→ **Action item**
Give the records again exactly as written. Leave out the pictures.
*** Raw data ***
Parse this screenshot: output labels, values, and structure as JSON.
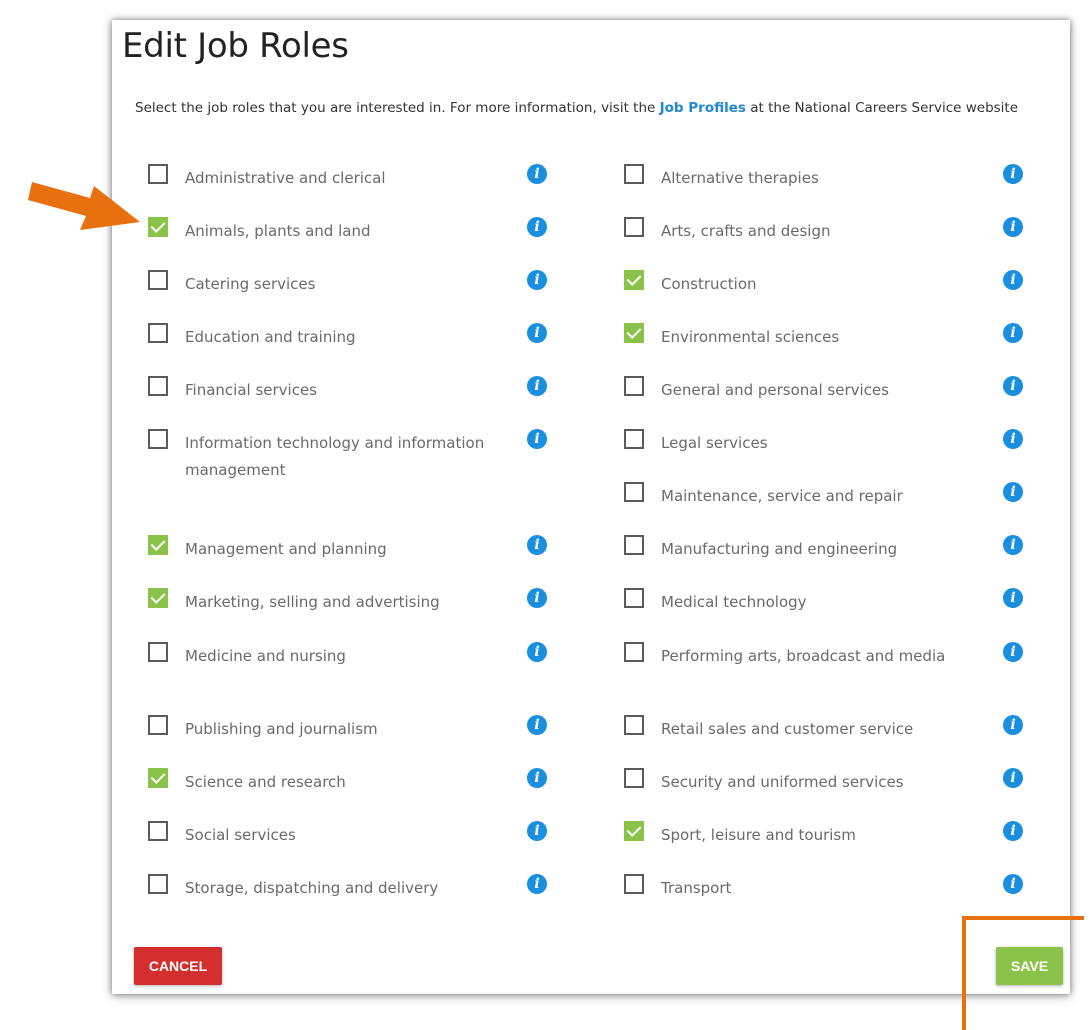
{
  "dialog": {
    "title": "Edit Job Roles",
    "intro_before": "Select the job roles that you are interested in. For more information, visit the ",
    "intro_link": "Job Profiles",
    "intro_after": " at the National Careers Service website"
  },
  "left_column": [
    {
      "label": "Administrative and clerical",
      "checked": false
    },
    {
      "label": "Animals, plants and land",
      "checked": true
    },
    {
      "label": "Catering services",
      "checked": false
    },
    {
      "label": "Education and training",
      "checked": false
    },
    {
      "label": "Financial services",
      "checked": false
    },
    {
      "label": "Information technology and information management",
      "checked": false
    },
    {
      "label": "Management and planning",
      "checked": true
    },
    {
      "label": "Marketing, selling and advertising",
      "checked": true
    },
    {
      "label": "Medicine and nursing",
      "checked": false
    },
    {
      "label": "Publishing and journalism",
      "checked": false
    },
    {
      "label": "Science and research",
      "checked": true
    },
    {
      "label": "Social services",
      "checked": false
    },
    {
      "label": "Storage, dispatching and delivery",
      "checked": false
    }
  ],
  "right_column": [
    {
      "label": "Alternative therapies",
      "checked": false
    },
    {
      "label": "Arts, crafts and design",
      "checked": false
    },
    {
      "label": "Construction",
      "checked": true
    },
    {
      "label": "Environmental sciences",
      "checked": true
    },
    {
      "label": "General and personal services",
      "checked": false
    },
    {
      "label": "Legal services",
      "checked": false
    },
    {
      "label": "Maintenance, service and repair",
      "checked": false
    },
    {
      "label": "Manufacturing and engineering",
      "checked": false
    },
    {
      "label": "Medical technology",
      "checked": false
    },
    {
      "label": "Performing arts, broadcast and media",
      "checked": false
    },
    {
      "label": "Retail sales and customer service",
      "checked": false
    },
    {
      "label": "Security and uniformed services",
      "checked": false
    },
    {
      "label": "Sport, leisure and tourism",
      "checked": true
    },
    {
      "label": "Transport",
      "checked": false
    }
  ],
  "buttons": {
    "cancel": "CANCEL",
    "save": "SAVE"
  },
  "icons": {
    "info": "info-icon",
    "checkbox_checked": "checkmark-icon",
    "annotation": "arrow-icon"
  },
  "colors": {
    "checked": "#8bc34a",
    "info": "#1a8fe0",
    "cancel": "#d32f2f",
    "save": "#8bc34a",
    "annotation": "#e8700f",
    "link": "#1e88d4"
  }
}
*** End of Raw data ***
→ **Task output**
Parse this screenshot: output labels, values, and structure as JSON.
{
  "dialog": {
    "title": "Edit Job Roles",
    "intro_before": "Select the job roles that you are interested in. For more information, visit the ",
    "intro_link": "Job Profiles",
    "intro_after": " at the National Careers Service website"
  },
  "left_column": [
    {
      "label": "Administrative and clerical",
      "checked": false
    },
    {
      "label": "Animals, plants and land",
      "checked": true
    },
    {
      "label": "Catering services",
      "checked": false
    },
    {
      "label": "Education and training",
      "checked": false
    },
    {
      "label": "Financial services",
      "checked": false
    },
    {
      "label": "Information technology and information management",
      "checked": false
    },
    {
      "label": "Management and planning",
      "checked": true
    },
    {
      "label": "Marketing, selling and advertising",
      "checked": true
    },
    {
      "label": "Medicine and nursing",
      "checked": false
    },
    {
      "label": "Publishing and journalism",
      "checked": false
    },
    {
      "label": "Science and research",
      "checked": true
    },
    {
      "label": "Social services",
      "checked": false
    },
    {
      "label": "Storage, dispatching and delivery",
      "checked": false
    }
  ],
  "right_column": [
    {
      "label": "Alternative therapies",
      "checked": false
    },
    {
      "label": "Arts, crafts and design",
      "checked": false
    },
    {
      "label": "Construction",
      "checked": true
    },
    {
      "label": "Environmental sciences",
      "checked": true
    },
    {
      "label": "General and personal services",
      "checked": false
    },
    {
      "label": "Legal services",
      "checked": false
    },
    {
      "label": "Maintenance, service and repair",
      "checked": false
    },
    {
      "label": "Manufacturing and engineering",
      "checked": false
    },
    {
      "label": "Medical technology",
      "checked": false
    },
    {
      "label": "Performing arts, broadcast and media",
      "checked": false
    },
    {
      "label": "Retail sales and customer service",
      "checked": false
    },
    {
      "label": "Security and uniformed services",
      "checked": false
    },
    {
      "label": "Sport, leisure and tourism",
      "checked": true
    },
    {
      "label": "Transport",
      "checked": false
    }
  ],
  "buttons": {
    "cancel": "CANCEL",
    "save": "SAVE"
  },
  "icons": {
    "info": "info-icon",
    "checkbox_checked": "checkmark-icon",
    "annotation": "arrow-icon"
  },
  "colors": {
    "checked": "#8bc34a",
    "info": "#1a8fe0",
    "cancel": "#d32f2f",
    "save": "#8bc34a",
    "annotation": "#e8700f",
    "link": "#1e88d4"
  }
}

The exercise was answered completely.